In the decade since that World Series game, when the superior rain-absorbing quality of his infield product first debuted on the world stage, McKnight has worked with 22 of the 30 teams in Major League Baseball, including 18 full installations of DuraEdge infields for such American icons as Wrigley Field and Fenway Park, as well as PNC Park in his native Pittsburgh region. At the same time, McKnight has built a thriving company in a section of the state that has struggled for decades with the loss of good industrial jobs.

“This area took a major hit in the early 1990s, when the steel mills shut down,” says McKnight, who lives in Grove City, Pa., and grew up one town south, in Slippery Rock. “This area was heavy industrial, steel, coal. We have a big factory in town that made engines called the Cooper-Bessemer. All those places are gone now.”

McKnight’s father and grandfather were coal miners, but McKnight recalls that, as he went off to Bucknell in the early 1990s, his father told him not to expect the family’s livelihood to be there for him. Even so, after finishing his bachelor’s in business administration, McKnight headed home to help his father with a construction-materials business. Several years later, McKnight began to explore a sideline — providing dirt to baseball and softball diamonds. He describes his early experiments with engineering infield mixes as “throwing some mud up against the wall to see what would stick.”

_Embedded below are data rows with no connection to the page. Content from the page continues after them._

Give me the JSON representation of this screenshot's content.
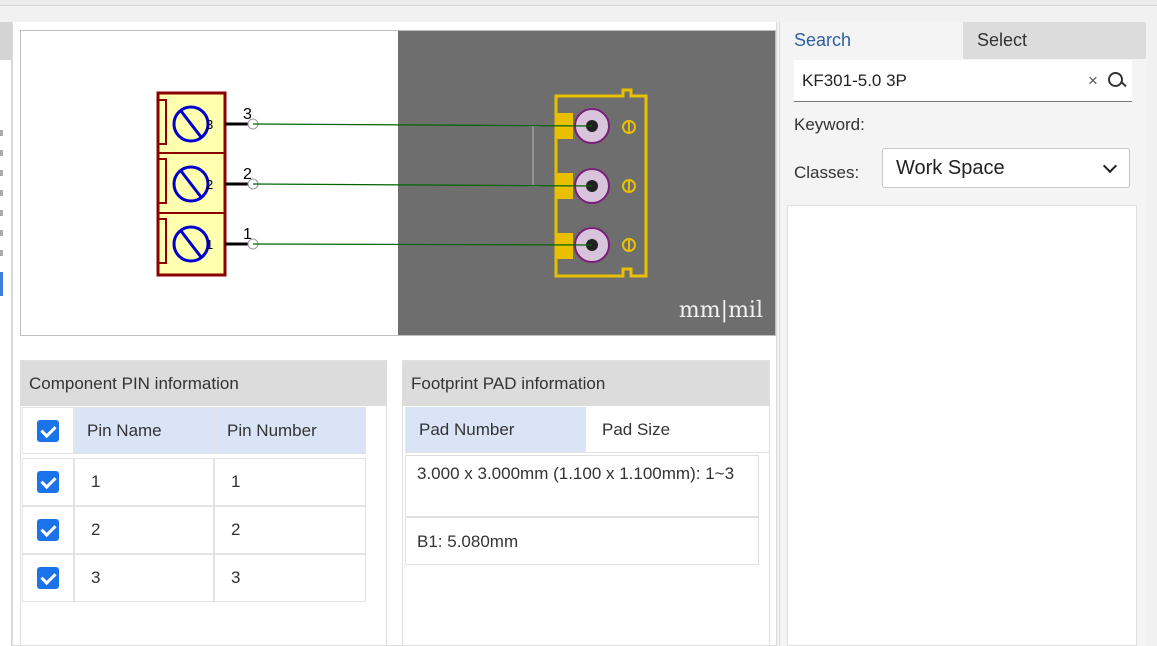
{
  "sidebar_tabs": {
    "search": "Search",
    "select": "Select"
  },
  "search": {
    "value": "KF301-5.0 3P",
    "clear": "×"
  },
  "filters": {
    "keyword_label": "Keyword:",
    "classes_label": "Classes:",
    "classes_value": "Work Space"
  },
  "preview": {
    "units": {
      "mm": "mm",
      "sep": "|",
      "mil": "mil"
    },
    "symbol_pins": [
      "3",
      "2",
      "1"
    ],
    "colors": {
      "symbol_body": "#ffffb0",
      "symbol_outline": "#8b0000",
      "connector": "#0000cc",
      "net_line": "#006400",
      "pcb_bg": "#6e6e6e",
      "pad": "#e8c000",
      "drill": "#d9c4de"
    }
  },
  "pin_panel": {
    "title": "Component PIN information",
    "headers": {
      "name": "Pin Name",
      "number": "Pin Number"
    },
    "rows": [
      {
        "name": "1",
        "number": "1"
      },
      {
        "name": "2",
        "number": "2"
      },
      {
        "name": "3",
        "number": "3"
      }
    ]
  },
  "pad_panel": {
    "title": "Footprint PAD information",
    "headers": {
      "number": "Pad Number",
      "size": "Pad Size"
    },
    "rows": [
      "3.000 x 3.000mm (1.100 x 1.100mm): 1~3",
      "B1: 5.080mm"
    ]
  }
}
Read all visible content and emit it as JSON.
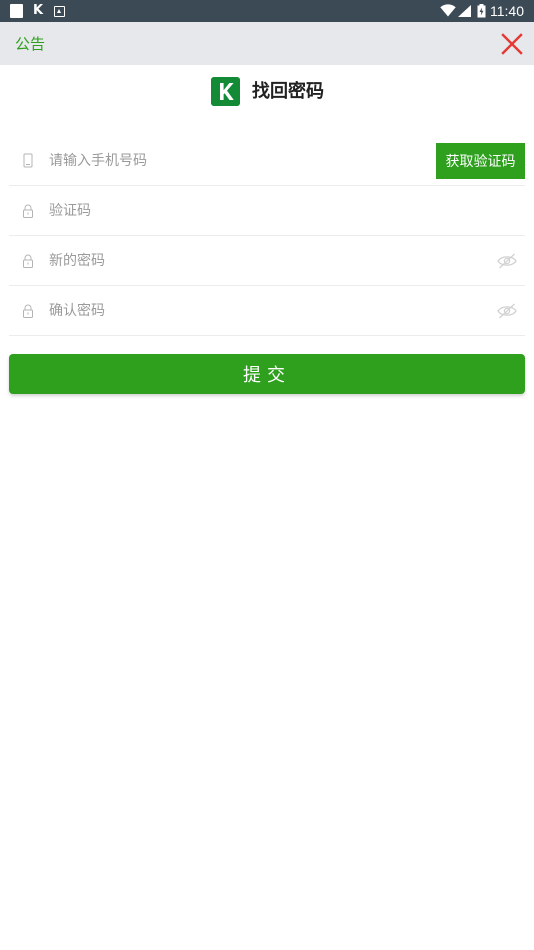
{
  "status_bar": {
    "time": "11:40",
    "icons": [
      "square-notification-icon",
      "k-app-icon",
      "image-notification-icon",
      "wifi-icon",
      "signal-icon",
      "battery-icon"
    ]
  },
  "topbar": {
    "notice_label": "公告",
    "close_icon": "close-icon"
  },
  "header": {
    "logo_letter": "K",
    "title": "找回密码"
  },
  "form": {
    "phone": {
      "placeholder": "请输入手机号码",
      "icon": "phone-icon"
    },
    "get_code_label": "获取验证码",
    "code": {
      "placeholder": "验证码",
      "icon": "lock-icon"
    },
    "new_password": {
      "placeholder": "新的密码",
      "icon": "lock-icon",
      "toggle_icon": "eye-hidden-icon"
    },
    "confirm_password": {
      "placeholder": "确认密码",
      "icon": "lock-icon",
      "toggle_icon": "eye-hidden-icon"
    },
    "submit_label": "提交"
  },
  "colors": {
    "accent": "#2ea01e",
    "logo_bg": "#138a35",
    "status_bar": "#3c4a55",
    "topbar_bg": "#e6e8eb",
    "close_red": "#e53935"
  }
}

By refining his soil-formulation ratio and sourcing local clay, McKnight soon recognized that he could provide a unique product. “I started to realize very quickly, in 2001 and 2002, that people kept calling back and saying, ‘Hey, we’re playing on our baseball field after it’s rained.’ I thought it was peculiar that people would call me and really care about red dirt in western Pennsylvania.” Today, most Major League Baseball infields feature western Pennsylvania clay, and almost all Major League teams subscribe to McKnight’s industry-standard formulation for balancing sand, silt and clay.

With little left to prove on the highest professional level, McKnight’s next goal is to expand his business into the high school, municipal and Little League markets. Though a Major League infield costs teams $50,000 before installation, “a Little League facility could probably get into our products and do it right for $15,000,” McKnight says.

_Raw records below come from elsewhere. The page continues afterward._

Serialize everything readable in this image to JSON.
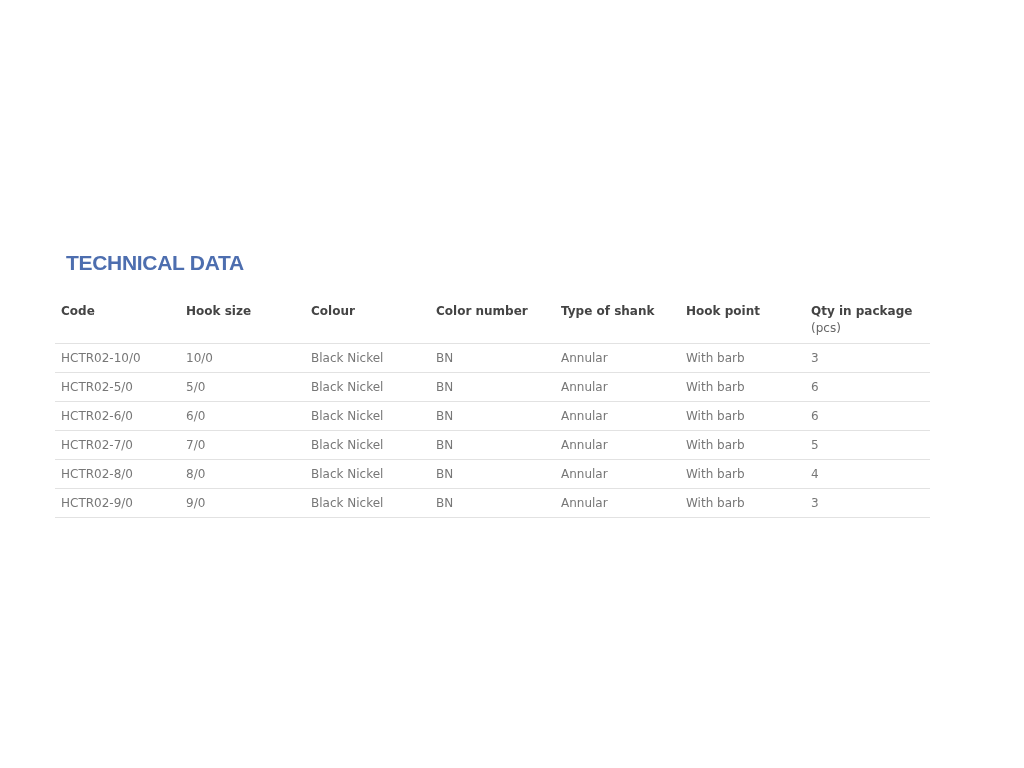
{
  "title": "TECHNICAL DATA",
  "table": {
    "columns": [
      {
        "label": "Code"
      },
      {
        "label": "Hook size"
      },
      {
        "label": "Colour"
      },
      {
        "label": "Color number"
      },
      {
        "label": "Type of shank"
      },
      {
        "label": "Hook point"
      },
      {
        "label": "Qty in package",
        "unit": "(pcs)"
      }
    ],
    "rows": [
      [
        "HCTR02-10/0",
        "10/0",
        "Black Nickel",
        "BN",
        "Annular",
        "With barb",
        "3"
      ],
      [
        "HCTR02-5/0",
        "5/0",
        "Black Nickel",
        "BN",
        "Annular",
        "With barb",
        "6"
      ],
      [
        "HCTR02-6/0",
        "6/0",
        "Black Nickel",
        "BN",
        "Annular",
        "With barb",
        "6"
      ],
      [
        "HCTR02-7/0",
        "7/0",
        "Black Nickel",
        "BN",
        "Annular",
        "With barb",
        "5"
      ],
      [
        "HCTR02-8/0",
        "8/0",
        "Black Nickel",
        "BN",
        "Annular",
        "With barb",
        "4"
      ],
      [
        "HCTR02-9/0",
        "9/0",
        "Black Nickel",
        "BN",
        "Annular",
        "With barb",
        "3"
      ]
    ]
  }
}
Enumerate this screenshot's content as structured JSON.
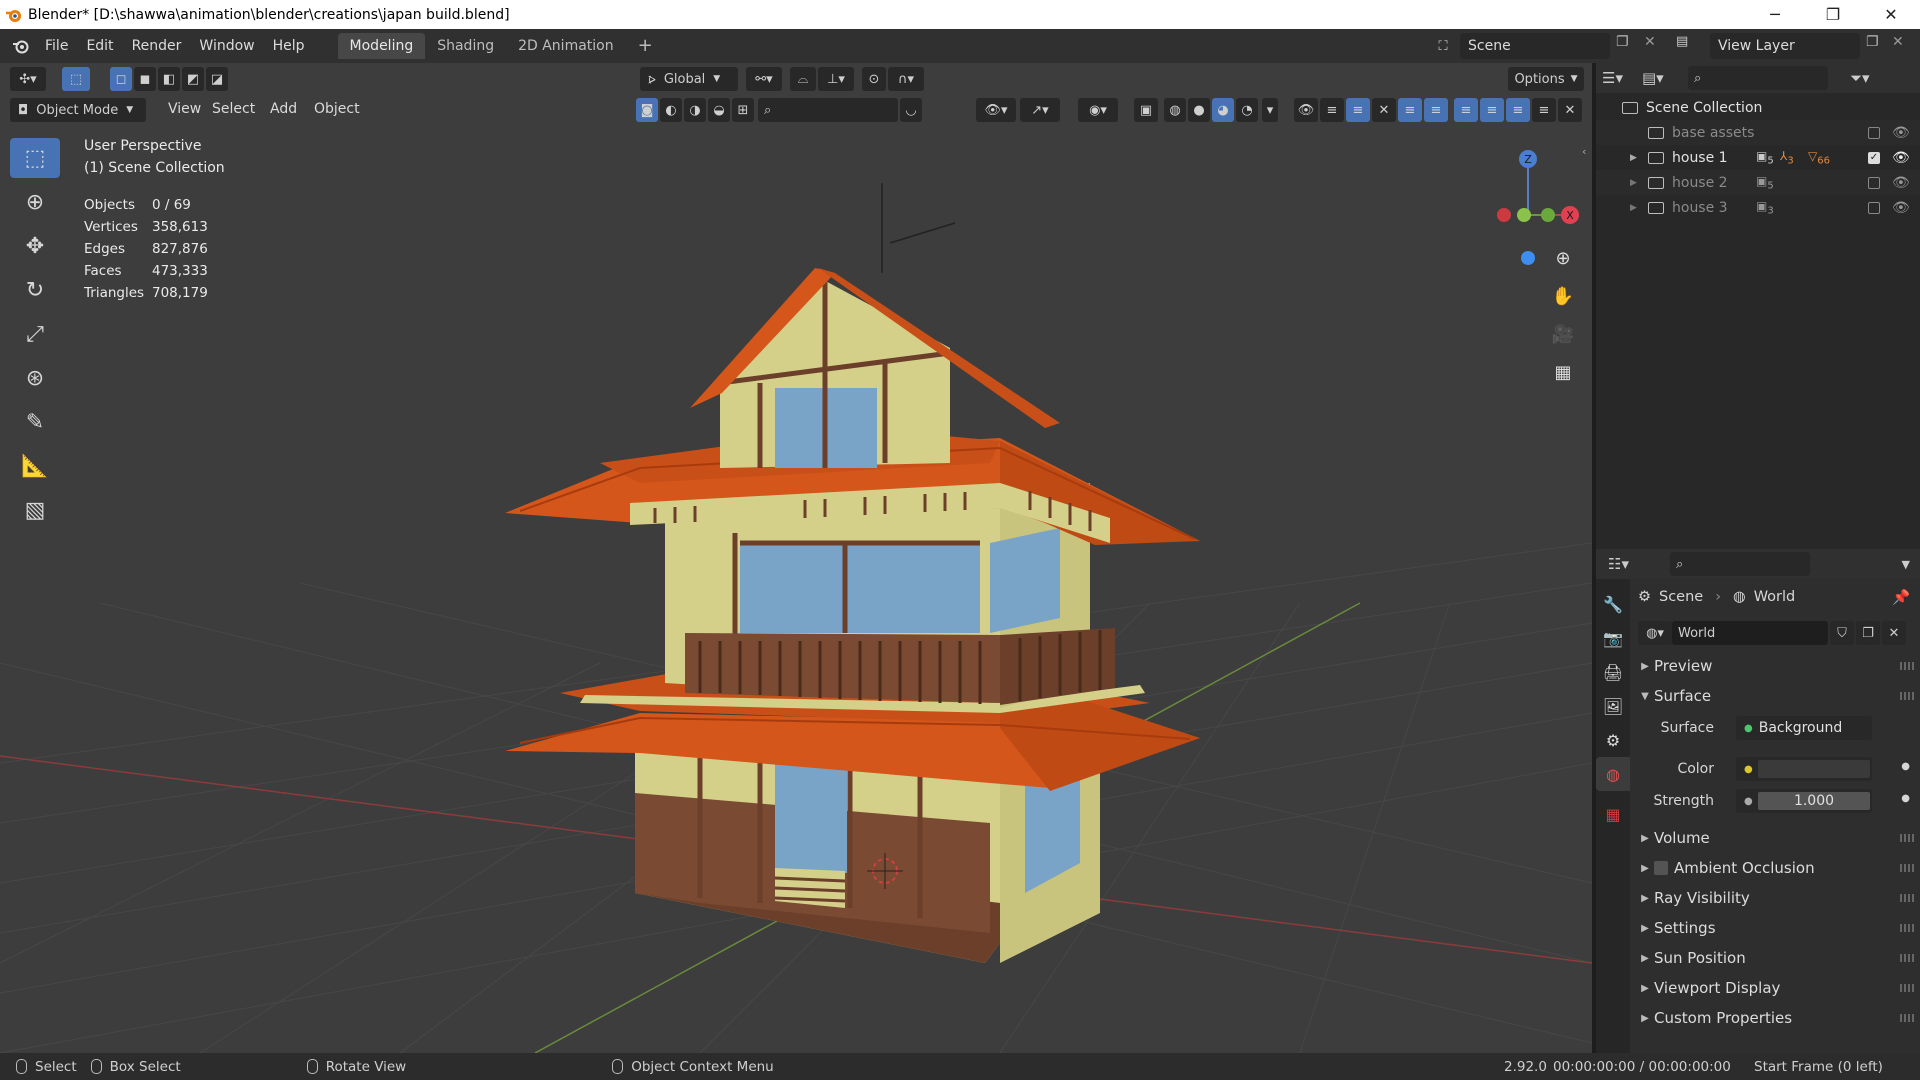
{
  "window": {
    "title": "Blender* [D:\\shawwa\\animation\\blender\\creations\\japan build.blend]",
    "minimize": "─",
    "restore": "❐",
    "close": "✕"
  },
  "menu": [
    "File",
    "Edit",
    "Render",
    "Window",
    "Help"
  ],
  "workspaces": [
    "Modeling",
    "Shading",
    "2D Animation"
  ],
  "active_workspace": "Modeling",
  "add_workspace": "+",
  "scene": {
    "label": "Scene",
    "view_layer": "View Layer"
  },
  "viewport": {
    "transform_orientation": "Global",
    "options_label": "Options",
    "mode": "Object Mode",
    "menus": [
      "View",
      "Select",
      "Add",
      "Object"
    ],
    "perspective": "User Perspective",
    "collection": "(1) Scene Collection",
    "stats": [
      {
        "label": "Objects",
        "value": "0 / 69"
      },
      {
        "label": "Vertices",
        "value": "358,613"
      },
      {
        "label": "Edges",
        "value": "827,876"
      },
      {
        "label": "Faces",
        "value": "473,333"
      },
      {
        "label": "Triangles",
        "value": "708,179"
      }
    ],
    "gizmo": {
      "z": "Z",
      "x": "X"
    }
  },
  "outliner": {
    "root": "Scene Collection",
    "items": [
      {
        "name": "base assets",
        "dim": true,
        "count": ""
      },
      {
        "name": "house 1",
        "dim": false,
        "count": "5",
        "extra1": "3",
        "extra2": "66"
      },
      {
        "name": "house 2",
        "dim": true,
        "count": "5"
      },
      {
        "name": "house 3",
        "dim": true,
        "count": "3"
      }
    ]
  },
  "properties": {
    "breadcrumb_scene": "Scene",
    "breadcrumb_world": "World",
    "world_name": "World",
    "panels": [
      {
        "label": "Preview",
        "open": false
      },
      {
        "label": "Surface",
        "open": true
      }
    ],
    "surface_label": "Surface",
    "surface_value": "Background",
    "color_label": "Color",
    "strength_label": "Strength",
    "strength_value": "1.000",
    "subpanels": [
      {
        "label": "Volume",
        "checkbox": false
      },
      {
        "label": "Ambient Occlusion",
        "checkbox": true
      },
      {
        "label": "Ray Visibility",
        "checkbox": false
      },
      {
        "label": "Settings",
        "checkbox": false
      },
      {
        "label": "Sun Position",
        "checkbox": false
      },
      {
        "label": "Viewport Display",
        "checkbox": false
      },
      {
        "label": "Custom Properties",
        "checkbox": false
      }
    ]
  },
  "status": {
    "select": "Select",
    "box_select": "Box Select",
    "rotate": "Rotate View",
    "context": "Object Context Menu",
    "version": "2.92.0",
    "time": "00:00:00:00 / 00:00:00:00",
    "frame": "Start Frame (0 left)"
  },
  "colors": {
    "accent": "#4772b3",
    "roof": "#d4561b",
    "wall": "#d4d08a",
    "window": "#7aa3c8",
    "wood": "#6b3f2a"
  }
}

“I think you’re going to see a dramatic increase in safety at the high school and parks and recreation levels,” McKnight says. “We’re trying to take what we’ve learned in professional baseball and move it down the line to high school and rec facilities, because those are the fields that have serious safety and playability issues.”

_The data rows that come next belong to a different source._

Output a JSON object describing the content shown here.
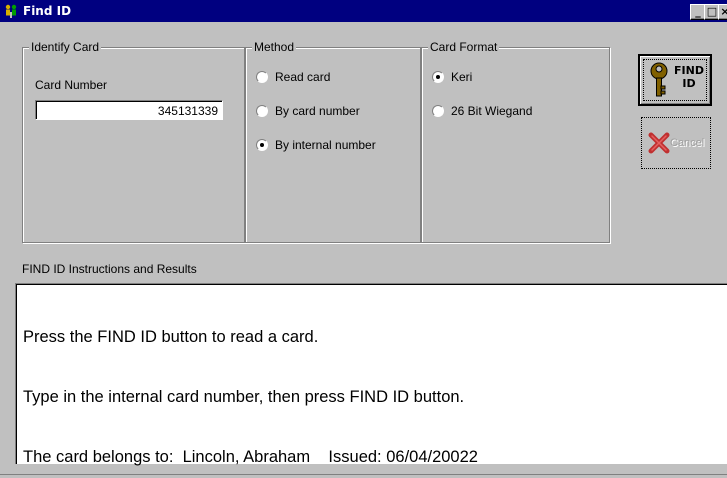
{
  "window": {
    "title": "Find ID",
    "minimize_glyph": "_",
    "maximize_glyph": "□",
    "close_glyph": "×"
  },
  "identify_card": {
    "legend": "Identify Card",
    "card_number_label": "Card Number",
    "card_number_value": "345131339"
  },
  "method": {
    "legend": "Method",
    "options": [
      {
        "label": "Read card",
        "selected": false
      },
      {
        "label": "By card number",
        "selected": false
      },
      {
        "label": "By internal number",
        "selected": true
      }
    ]
  },
  "card_format": {
    "legend": "Card Format",
    "options": [
      {
        "label": "Keri",
        "selected": true
      },
      {
        "label": "26 Bit Wiegand",
        "selected": false
      }
    ]
  },
  "actions": {
    "find_id_line1": "FIND",
    "find_id_line2": "ID",
    "find_icon": "key-icon",
    "cancel_label": "Cancel",
    "cancel_icon": "red-x-icon",
    "cancel_enabled": false
  },
  "results": {
    "label": "FIND ID Instructions and Results",
    "lines": [
      "Press the FIND ID button to read a card.",
      "Type in the internal card number, then press FIND ID button.",
      "The card belongs to:  Lincoln, Abraham    Issued: 06/04/20022"
    ]
  },
  "colors": {
    "titlebar": "#000080",
    "face": "#c0c0c0",
    "cancel_x": "#c00000",
    "key": "#806000"
  }
}
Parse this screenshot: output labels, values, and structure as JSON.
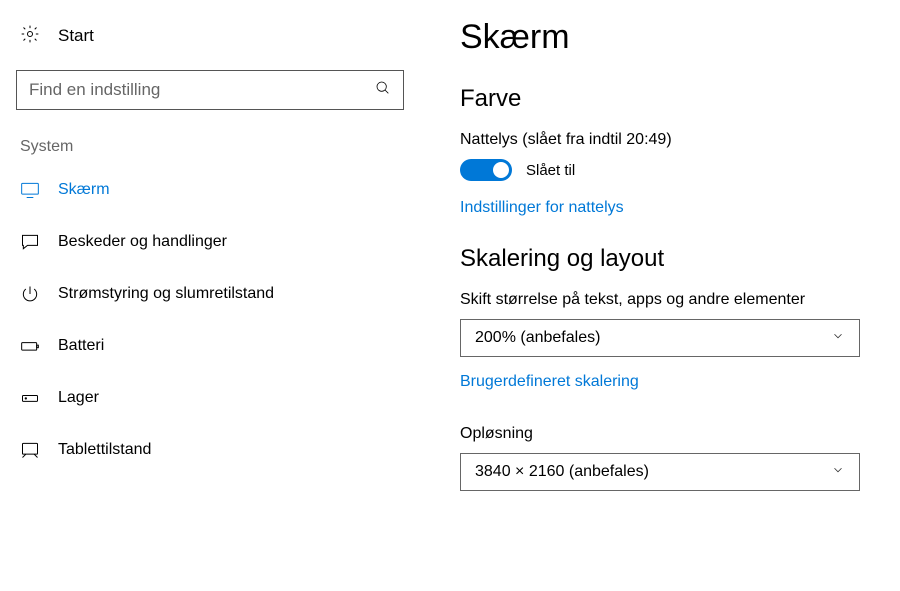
{
  "sidebar": {
    "home": "Start",
    "search_placeholder": "Find en indstilling",
    "category": "System",
    "items": [
      {
        "label": "Skærm",
        "icon": "monitor-icon",
        "active": true
      },
      {
        "label": "Beskeder og handlinger",
        "icon": "chat-icon",
        "active": false
      },
      {
        "label": "Strømstyring og slumretilstand",
        "icon": "power-icon",
        "active": false
      },
      {
        "label": "Batteri",
        "icon": "battery-icon",
        "active": false
      },
      {
        "label": "Lager",
        "icon": "storage-icon",
        "active": false
      },
      {
        "label": "Tablettilstand",
        "icon": "tablet-icon",
        "active": false
      }
    ]
  },
  "main": {
    "title": "Skærm",
    "color_section": {
      "heading": "Farve",
      "nightlight_status": "Nattelys (slået fra indtil 20:49)",
      "toggle_label": "Slået til",
      "nightlight_link": "Indstillinger for nattelys"
    },
    "scaling_section": {
      "heading": "Skalering og layout",
      "scale_label": "Skift størrelse på tekst, apps og andre elementer",
      "scale_value": "200% (anbefales)",
      "custom_link": "Brugerdefineret skalering",
      "resolution_label": "Opløsning",
      "resolution_value": "3840 × 2160 (anbefales)"
    }
  },
  "colors": {
    "accent": "#0078d7"
  }
}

McKnight isn’t just the founder of DuraEdge Products; he’s also a client. In addition to donating several infields to public facilities around Grove City and Slippery Rock, McKnight has installed a scaled-down, 38-foot-base-path infield in his front yard. He decided to build it almost a decade ago, when the eldest of his four sons was 9.

“I asked him what he wanted for his birthday, and he told me he wanted a baseball field to play on,” McKnight says. “So I cut down a tree in my front yard. The field just butts right up next to the street.”

Now that his sons have grown stronger, however, they’re no longer allowed to hit real baseballs on their front-yard field of dreams. McKnight isn’t shy about showing off the dirt mix that helps America’s pastime play on through all kinds of weather, but he’d rather not have to pay for neighbors’ broken windows. “At the end of the day, it’s a really great Wiffle Ball field,” he says.